Gone are the days when nearly all women earned less money than their husbands. In many families, wives are the higher earning spouse. Some people still assume that wives will never have to pay alimony to their husbands in a divorce. However, this is not true. Texas laws do not consider the sex of a spouse when determining whether the spouse needs to pay alimony or not. There are instances in which a woman may have to pay alimony to her ex-husband in a divorce.
Cases in Which a Woman May Have to Pay Alimony to Her Ex-Husband
A wife may have to pay alimony to her ex-husband if the wife is the main breadwinner for the family and the husband takes on the role of the homemaker. Perhaps the husband agreed to stay home and raise the children because the wife was offered a high-paying job. Other cases in which a wife may be required to pay alimony would involve a woman with a high-income career and a husband who owned a much lower income. When it comes to alimony payments, one size does not fit all in every divorce proceeding.
More and more Texas judges view alimony as a gender-neutral issue and will order wives to pay alimony when the facts support it without hesitation. This is not the way it used to be, which can be a hard pill for some to swallow. Nobody likes to pay alimony.
Texas judges will consider multiple factors when deciding whether to require a wife to pay alimony to her soon-to-be ex-husband, such as:
- The ages of each spouse
- The length of the marriage
- The disparity in incomes
- The health and needs of each spouse
- The lifestyle of each spouse during the marriage
- The reason for the divorce and whether there is any fault involved
- Whether one spouse needs help obtaining an education to get a job
- Whether one spouse needs help to get back into the job market
Can Marital Misconduct be Taken Into Account When Awarding Alimony?
Determining whether someone is eligible for alimony involves a judge looking at all of the factors included in the Texas divorce statute. It is difficult to receive alimony in Texas and the amount and duration of alimony will be restricted. In Texas, judges are allowed to consider marital misconduct when they decide how to set the amount and duration of alimony. For example, if the wife committed adultery and the court deems that alimony is necessary for the husband, they can consider the adultery when determining how much alimony she must pay.
Texas is One of the Hardest States to Get Alimony in Divorce
It is extremely difficult to get alimony in Texas. Compared to other states, Texas law severely restricts who is eligible for alimony or spousal maintenance after a divorce. However, it is always an option for the divorcing parties to negotiate a contract for the payment of alimony. They may even include terms that are more generous than a judge would be allowed to order under Texas law. The grounds for spousal maintenance in Texas divorce law are extremely narrow. Therefore, negotiation of alimony as a contractual obligation can be an important consideration when Texas spouses divorce.
Many spouses are looking toward uncontested divorces as a way to save money and time. In an uncontested divorce, the spouses agree on all of the major terms of the divorce, including alimony, child support, and the division of property and debt. When the spouses can agree on whether alimony should be paid and how much alimony should be paid, they can work with attorneys to draft a divorce settlement. They can present the settlement to a judge who can finalize the divorce, avoiding the need to have a drawn-out court proceeding.
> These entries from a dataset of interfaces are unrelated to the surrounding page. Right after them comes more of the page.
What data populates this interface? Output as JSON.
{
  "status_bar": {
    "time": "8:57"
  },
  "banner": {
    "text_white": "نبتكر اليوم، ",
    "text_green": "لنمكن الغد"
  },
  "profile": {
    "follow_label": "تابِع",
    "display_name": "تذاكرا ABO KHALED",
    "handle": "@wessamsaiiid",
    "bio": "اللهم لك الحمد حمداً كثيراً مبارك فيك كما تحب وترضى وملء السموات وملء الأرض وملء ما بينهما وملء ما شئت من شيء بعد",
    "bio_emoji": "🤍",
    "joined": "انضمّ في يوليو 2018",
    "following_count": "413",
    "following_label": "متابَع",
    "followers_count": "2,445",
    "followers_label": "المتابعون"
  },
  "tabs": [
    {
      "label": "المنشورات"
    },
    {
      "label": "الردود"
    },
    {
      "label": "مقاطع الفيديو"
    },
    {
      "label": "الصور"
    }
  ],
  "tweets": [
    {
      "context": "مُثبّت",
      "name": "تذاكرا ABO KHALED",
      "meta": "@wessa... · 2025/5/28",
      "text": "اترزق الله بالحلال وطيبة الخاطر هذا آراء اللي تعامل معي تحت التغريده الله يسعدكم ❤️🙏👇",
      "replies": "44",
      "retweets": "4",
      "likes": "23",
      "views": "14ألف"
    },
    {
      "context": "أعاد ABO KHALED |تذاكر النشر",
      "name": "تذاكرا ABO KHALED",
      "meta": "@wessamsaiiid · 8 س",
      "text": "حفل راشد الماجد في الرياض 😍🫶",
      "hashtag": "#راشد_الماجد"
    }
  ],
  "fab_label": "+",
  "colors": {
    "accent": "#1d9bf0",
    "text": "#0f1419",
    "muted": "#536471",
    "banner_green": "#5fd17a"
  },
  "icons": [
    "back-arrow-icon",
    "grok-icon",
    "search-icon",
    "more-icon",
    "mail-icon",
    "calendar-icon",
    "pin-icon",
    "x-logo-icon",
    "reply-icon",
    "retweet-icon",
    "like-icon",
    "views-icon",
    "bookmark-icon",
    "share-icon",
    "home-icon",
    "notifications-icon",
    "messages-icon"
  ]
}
Women Paying Alimony After a Court Proceeding
When the spouses are unable to come to an agreement regarding alimony, they will need to go before a court in a divorce proceeding. Texas judges do not have as much discretion as judges in other states when it comes to crafting alimony awards. The husband seeking spousal maintenance will need to show that he will not have enough property after the divorce to provide for his minimum reasonable needs. If the husband will have enough property to pay for his minimum reasonable needs after the divorce, the husband will not be eligible for alimony. If the husband cannot pay for his minimum reasonable needs without alimony, one of the following must also be true for the court to award alimony:
- The payor spouse committed a family violence crime within two years before the divorce suit was filed or while it is pending against the other spouse or that spouse’s child.
- The marriage lasted at least 10 years and the recipient “lacks the ability” to earn enough to provide for minimum reasonable needs.
- The recipient cannot earn enough because he or she will care for a child of the marriage, adult or minor, who needs “substantial care and personal supervision” because of physical or mental disability.
- The recipient cannot earn enough money because of an “incapacitating physical or mental disability.”
How Much Alimony Can the Court Order the Husband to Pay?
Texas also restricts the duration of the alimony order depending on the length of the marriage, the basis for eligibility, and how much time you have seven will need to earn enough money to make minimum reasonable needs. Texas judges must restrict alimony to $5,000 per month or one fifth of the paying spouse’s average monthly gross income, whichever is less.
Contact Divorce Concierge
Divorce proceedings will continue to evolve in Texas and throughout the country. If you are interested in working with a law firm that stays up to date with how divorce proceedings became, look no further than Divorce Concierge. We offer affordable flat rate plans for couples pursuing an uncontested divorce in Texas. Contact Divorce Concierge today to schedule your free initial consultation and learn more about our legal services.